Why Congress’ bad numbers don’t matter
Congress has worse poll numbers than the president. The Democrats are in the majority in Congress. That shows some hope for Republicans in the next round of elections, right?
Well, no, actually. It’s more bad news for the GOP.
I haven’t lived through many changes of control in either house of Congress. I’ve seen a few, though, enough to generalize a bit.
People hate Congress but love their particular congressman, as a rule. If only all those bums were like our bum. So they have to be extremely mad at Congress as an institution to throw out their own congressman. It can happen, but the congressman in question usually has to foul up severely, too.
I remember when Tom Foley of Washington state was Speaker of the House. Voters were enraged in 1994 by his successful federal lawsuit to overturn a state term limits law. He filed the suit because somebody had to and he thought he’d be safe. No sitting speaker had failed to get re-elected since 1860. Well, there’s one now.
Generally, people who aren’t card-carrying party members are pro-incumbent or anti-incumbent. Republicans are Republicans and Democrats are Democrats every year. The only big movement involving partisans is in voter turnout. All of the rest of us don’t care about labels so much as performance. If we’re so mad we’re really ready to throw the rascals out, we’ll vote against our incumbent – whatever party he belongs to.
That’s a vast oversimplification, but the root principle is good.
There are 22 Republican Senate seats up for election next year. Only 12 Democratic seats are coming up for an election. If the voters throw the rascals out in the Senate, there just happen to be more GOP rascals than otherwise.
The situation in the House of Representatives is more complicated. There are not many news outlets that do a good job of covering Congress, to be frank. Oh, you can find plenty of news on almost any particular race. However, there is very little systematic news coverage of Congressional elections because good news coverage would require covering 435 House races in every election. Just imagine what the polling would cost. Even if you cut back by disregarding safe seats, you’d still have more than 100 races to cover.
This difficulty of coverage is one reason the Republican Revolution of 1994 blindsided the mainstream media, and why Democratic gains in the Senate were greater than anticipated in 2006.
Therefore, to get a grip on what’s going on in the House, you really have to look state by state and race by race. For instance, the GOP meltdown in Ohio doesn’t get many headlines around here, but a major federal trial there started just last week. Scandals there have led to convictions of 18 prominent Republicans and the first election of a Democratic governor in 16 years. The convictions include a former governor and members of his staff.
This will have a major impact on Congressional politics in Ohio, a formerly solid Republican state.
My best stab at a generalization in the House is this: There may be more Democrats running for re-election than Republicans, but people had their chance to vent their anti-incumbent rage last year. It won’t be as big a factor in 2008.

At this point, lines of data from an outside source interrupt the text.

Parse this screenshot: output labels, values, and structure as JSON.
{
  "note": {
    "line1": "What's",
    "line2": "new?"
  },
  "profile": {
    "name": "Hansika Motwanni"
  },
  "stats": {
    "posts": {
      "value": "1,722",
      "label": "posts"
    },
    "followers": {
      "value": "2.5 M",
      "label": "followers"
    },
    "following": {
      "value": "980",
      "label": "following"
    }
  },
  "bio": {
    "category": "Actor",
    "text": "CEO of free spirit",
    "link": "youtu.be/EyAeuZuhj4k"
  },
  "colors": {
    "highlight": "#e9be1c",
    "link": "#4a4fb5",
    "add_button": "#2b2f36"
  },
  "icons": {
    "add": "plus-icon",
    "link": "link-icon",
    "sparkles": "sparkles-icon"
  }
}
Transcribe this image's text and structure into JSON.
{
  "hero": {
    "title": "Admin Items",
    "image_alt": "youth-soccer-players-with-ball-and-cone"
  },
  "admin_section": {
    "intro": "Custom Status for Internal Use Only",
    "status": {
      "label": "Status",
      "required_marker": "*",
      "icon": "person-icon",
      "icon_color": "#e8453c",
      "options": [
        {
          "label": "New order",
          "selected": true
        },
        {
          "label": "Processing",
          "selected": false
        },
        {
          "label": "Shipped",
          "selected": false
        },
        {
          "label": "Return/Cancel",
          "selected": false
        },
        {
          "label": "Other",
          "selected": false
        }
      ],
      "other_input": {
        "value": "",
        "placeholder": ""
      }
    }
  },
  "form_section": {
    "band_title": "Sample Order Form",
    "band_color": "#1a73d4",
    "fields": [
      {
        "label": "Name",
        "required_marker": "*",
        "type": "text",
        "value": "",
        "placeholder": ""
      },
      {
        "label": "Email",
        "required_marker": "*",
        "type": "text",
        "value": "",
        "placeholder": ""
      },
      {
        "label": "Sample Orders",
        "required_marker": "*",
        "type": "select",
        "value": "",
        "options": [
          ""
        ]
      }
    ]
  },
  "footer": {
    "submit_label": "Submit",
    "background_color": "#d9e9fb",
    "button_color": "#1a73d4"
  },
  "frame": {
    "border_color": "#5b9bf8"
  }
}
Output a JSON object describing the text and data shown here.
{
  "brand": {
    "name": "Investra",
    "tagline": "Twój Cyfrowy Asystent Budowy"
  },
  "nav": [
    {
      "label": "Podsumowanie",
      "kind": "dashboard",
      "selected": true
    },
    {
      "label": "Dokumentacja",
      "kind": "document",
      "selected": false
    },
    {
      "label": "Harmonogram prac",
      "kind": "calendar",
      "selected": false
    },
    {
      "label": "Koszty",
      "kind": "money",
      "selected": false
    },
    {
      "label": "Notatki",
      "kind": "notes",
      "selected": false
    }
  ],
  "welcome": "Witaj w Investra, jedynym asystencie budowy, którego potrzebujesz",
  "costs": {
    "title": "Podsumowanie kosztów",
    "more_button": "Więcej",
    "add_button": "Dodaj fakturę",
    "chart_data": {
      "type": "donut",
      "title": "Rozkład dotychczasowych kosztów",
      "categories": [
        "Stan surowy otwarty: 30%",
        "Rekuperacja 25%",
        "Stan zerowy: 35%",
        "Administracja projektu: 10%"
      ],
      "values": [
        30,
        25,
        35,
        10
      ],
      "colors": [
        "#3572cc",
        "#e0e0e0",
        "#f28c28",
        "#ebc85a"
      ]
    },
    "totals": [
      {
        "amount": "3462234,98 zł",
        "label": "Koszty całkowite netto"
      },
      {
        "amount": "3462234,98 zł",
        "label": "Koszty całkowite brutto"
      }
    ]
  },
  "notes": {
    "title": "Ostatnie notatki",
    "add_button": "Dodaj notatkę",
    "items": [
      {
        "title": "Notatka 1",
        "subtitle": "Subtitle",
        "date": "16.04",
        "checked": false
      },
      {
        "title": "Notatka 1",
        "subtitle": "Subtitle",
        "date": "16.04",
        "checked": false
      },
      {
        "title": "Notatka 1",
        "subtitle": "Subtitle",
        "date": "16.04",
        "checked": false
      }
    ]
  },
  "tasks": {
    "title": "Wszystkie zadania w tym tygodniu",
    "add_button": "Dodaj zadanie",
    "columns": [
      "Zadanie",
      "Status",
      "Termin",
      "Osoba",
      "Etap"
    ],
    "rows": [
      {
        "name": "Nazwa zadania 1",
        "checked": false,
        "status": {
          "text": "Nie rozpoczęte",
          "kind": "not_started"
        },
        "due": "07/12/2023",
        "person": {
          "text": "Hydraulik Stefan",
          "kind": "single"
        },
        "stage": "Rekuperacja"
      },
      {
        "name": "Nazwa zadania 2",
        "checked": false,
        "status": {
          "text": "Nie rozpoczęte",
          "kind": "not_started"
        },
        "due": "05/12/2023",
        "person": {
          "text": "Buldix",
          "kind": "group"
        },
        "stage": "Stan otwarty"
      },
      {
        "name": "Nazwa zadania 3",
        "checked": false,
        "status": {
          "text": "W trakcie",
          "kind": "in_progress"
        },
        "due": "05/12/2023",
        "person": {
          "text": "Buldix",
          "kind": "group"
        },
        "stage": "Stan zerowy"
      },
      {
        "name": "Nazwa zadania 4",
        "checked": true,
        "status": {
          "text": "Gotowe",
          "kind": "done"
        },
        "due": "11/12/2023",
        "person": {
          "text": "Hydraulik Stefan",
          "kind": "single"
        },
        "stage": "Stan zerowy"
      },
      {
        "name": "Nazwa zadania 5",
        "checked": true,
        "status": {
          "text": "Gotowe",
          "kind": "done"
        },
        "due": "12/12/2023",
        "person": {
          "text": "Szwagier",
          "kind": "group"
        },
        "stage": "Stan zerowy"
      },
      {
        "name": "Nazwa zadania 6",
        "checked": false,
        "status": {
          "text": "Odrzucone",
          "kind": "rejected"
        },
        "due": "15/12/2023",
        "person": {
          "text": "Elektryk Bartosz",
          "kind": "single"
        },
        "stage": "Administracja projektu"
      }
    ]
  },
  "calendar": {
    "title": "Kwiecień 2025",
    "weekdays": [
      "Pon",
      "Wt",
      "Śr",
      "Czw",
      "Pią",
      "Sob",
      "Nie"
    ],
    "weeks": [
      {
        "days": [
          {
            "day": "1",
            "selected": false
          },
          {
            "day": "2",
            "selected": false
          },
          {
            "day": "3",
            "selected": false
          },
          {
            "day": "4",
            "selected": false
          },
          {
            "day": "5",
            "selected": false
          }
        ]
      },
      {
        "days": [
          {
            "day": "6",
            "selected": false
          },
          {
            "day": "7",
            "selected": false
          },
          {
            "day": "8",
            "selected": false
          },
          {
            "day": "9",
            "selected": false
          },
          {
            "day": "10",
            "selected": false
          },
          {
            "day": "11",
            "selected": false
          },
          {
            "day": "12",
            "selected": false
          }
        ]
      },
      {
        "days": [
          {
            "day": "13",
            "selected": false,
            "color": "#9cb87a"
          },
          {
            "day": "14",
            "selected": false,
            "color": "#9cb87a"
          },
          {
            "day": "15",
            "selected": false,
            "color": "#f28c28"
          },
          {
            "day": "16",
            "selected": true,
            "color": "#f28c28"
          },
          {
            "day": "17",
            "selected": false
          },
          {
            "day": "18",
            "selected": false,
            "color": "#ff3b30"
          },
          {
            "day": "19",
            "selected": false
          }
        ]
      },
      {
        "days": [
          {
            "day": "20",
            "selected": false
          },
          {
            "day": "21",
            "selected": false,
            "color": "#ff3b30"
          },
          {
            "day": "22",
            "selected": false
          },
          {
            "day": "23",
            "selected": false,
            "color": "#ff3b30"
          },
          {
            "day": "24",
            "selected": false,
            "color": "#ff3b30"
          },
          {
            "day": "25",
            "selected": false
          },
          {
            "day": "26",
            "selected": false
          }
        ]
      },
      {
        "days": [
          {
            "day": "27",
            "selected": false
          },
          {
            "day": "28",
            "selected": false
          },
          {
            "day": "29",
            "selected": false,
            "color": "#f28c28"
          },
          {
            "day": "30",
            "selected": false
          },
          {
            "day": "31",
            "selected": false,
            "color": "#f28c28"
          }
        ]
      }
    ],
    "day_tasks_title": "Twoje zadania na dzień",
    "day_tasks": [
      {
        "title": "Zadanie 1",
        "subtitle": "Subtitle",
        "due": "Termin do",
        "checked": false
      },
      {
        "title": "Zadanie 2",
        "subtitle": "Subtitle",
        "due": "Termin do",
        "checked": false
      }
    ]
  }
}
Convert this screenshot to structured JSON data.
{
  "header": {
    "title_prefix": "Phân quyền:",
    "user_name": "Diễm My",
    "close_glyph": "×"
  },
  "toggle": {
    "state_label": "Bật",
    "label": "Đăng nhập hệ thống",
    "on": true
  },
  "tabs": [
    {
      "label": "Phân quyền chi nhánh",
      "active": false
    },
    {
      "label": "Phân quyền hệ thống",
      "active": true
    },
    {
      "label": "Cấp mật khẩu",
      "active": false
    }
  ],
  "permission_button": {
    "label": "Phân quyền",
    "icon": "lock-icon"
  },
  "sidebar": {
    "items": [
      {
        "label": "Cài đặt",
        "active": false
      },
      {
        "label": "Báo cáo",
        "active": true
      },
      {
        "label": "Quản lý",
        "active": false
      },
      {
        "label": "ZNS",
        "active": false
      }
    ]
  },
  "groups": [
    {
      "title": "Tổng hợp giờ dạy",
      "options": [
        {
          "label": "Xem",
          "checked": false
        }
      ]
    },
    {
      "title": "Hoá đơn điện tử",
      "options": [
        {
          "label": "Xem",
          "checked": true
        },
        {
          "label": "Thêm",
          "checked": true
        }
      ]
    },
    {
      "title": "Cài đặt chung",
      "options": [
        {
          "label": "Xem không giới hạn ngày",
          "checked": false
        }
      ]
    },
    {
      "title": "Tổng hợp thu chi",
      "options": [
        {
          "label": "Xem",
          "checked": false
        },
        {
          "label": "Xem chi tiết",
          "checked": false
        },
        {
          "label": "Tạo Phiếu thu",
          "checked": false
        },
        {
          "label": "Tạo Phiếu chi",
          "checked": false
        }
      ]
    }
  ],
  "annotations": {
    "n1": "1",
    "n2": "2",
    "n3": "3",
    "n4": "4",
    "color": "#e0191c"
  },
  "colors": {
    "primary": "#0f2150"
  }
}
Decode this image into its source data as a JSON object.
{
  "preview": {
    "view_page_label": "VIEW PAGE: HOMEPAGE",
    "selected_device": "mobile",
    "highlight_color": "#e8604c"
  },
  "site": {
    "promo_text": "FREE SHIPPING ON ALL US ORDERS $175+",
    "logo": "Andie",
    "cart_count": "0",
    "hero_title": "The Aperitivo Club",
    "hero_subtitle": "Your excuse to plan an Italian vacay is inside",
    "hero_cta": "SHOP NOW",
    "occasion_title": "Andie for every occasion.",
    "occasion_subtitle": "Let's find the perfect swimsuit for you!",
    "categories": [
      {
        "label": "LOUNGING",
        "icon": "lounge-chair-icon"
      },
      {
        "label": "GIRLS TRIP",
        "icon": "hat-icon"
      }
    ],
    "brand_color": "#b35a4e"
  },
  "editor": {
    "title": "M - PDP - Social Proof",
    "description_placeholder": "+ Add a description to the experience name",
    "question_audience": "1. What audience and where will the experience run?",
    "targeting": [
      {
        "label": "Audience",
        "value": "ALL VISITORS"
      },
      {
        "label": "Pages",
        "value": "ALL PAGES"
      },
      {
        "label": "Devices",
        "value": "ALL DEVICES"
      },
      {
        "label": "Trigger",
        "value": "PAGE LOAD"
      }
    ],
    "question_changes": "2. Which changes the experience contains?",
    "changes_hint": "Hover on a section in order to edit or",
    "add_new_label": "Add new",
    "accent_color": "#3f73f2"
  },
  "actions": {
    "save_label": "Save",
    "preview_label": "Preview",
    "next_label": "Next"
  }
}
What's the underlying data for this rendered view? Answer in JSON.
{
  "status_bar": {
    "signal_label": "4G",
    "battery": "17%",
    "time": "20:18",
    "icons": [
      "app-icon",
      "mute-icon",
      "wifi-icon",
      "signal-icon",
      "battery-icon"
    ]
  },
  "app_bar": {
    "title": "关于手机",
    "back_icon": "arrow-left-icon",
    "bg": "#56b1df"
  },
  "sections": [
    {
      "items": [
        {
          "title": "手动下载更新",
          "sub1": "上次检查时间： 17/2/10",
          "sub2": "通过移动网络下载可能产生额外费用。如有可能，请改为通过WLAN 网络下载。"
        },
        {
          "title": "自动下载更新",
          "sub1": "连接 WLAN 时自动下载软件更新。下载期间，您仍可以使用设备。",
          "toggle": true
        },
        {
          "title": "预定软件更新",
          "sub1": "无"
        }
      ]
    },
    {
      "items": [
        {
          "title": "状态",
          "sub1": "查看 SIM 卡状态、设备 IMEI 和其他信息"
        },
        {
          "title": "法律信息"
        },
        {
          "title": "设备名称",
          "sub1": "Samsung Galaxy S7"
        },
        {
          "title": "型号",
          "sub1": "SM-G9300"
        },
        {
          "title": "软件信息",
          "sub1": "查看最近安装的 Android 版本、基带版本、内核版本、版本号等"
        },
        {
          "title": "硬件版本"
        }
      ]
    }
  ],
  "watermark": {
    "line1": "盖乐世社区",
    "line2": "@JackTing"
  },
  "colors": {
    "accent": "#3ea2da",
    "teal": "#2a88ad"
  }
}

Then there’s the matter of turnout. Next year is a presidential election year. GOP turnout prospects appear glum. Neither Rudy Giuliani nor Mitt Romney enjoys enthusiasm from the core GOP voters. Democratic voters are very highly motivated by comparison. Some – mainly desperate Barack Obama supporters – would argue that Sen. Hillary Clinton doesn’t light too many fires either, but they’re wrong.
Democrats still wonder if Hillary Clinton can win a national campaign. They point to her extremely high negatives in polls. Their great fear is the Democrats will snatch defeat from the jaws of victory again.
They are so worried about this, in fact – that they will go to the polls in large numbers out of simple fear.
There is no chance – none, zero, zip – that Democrats will take the race of 2008 for granted and fail to show up.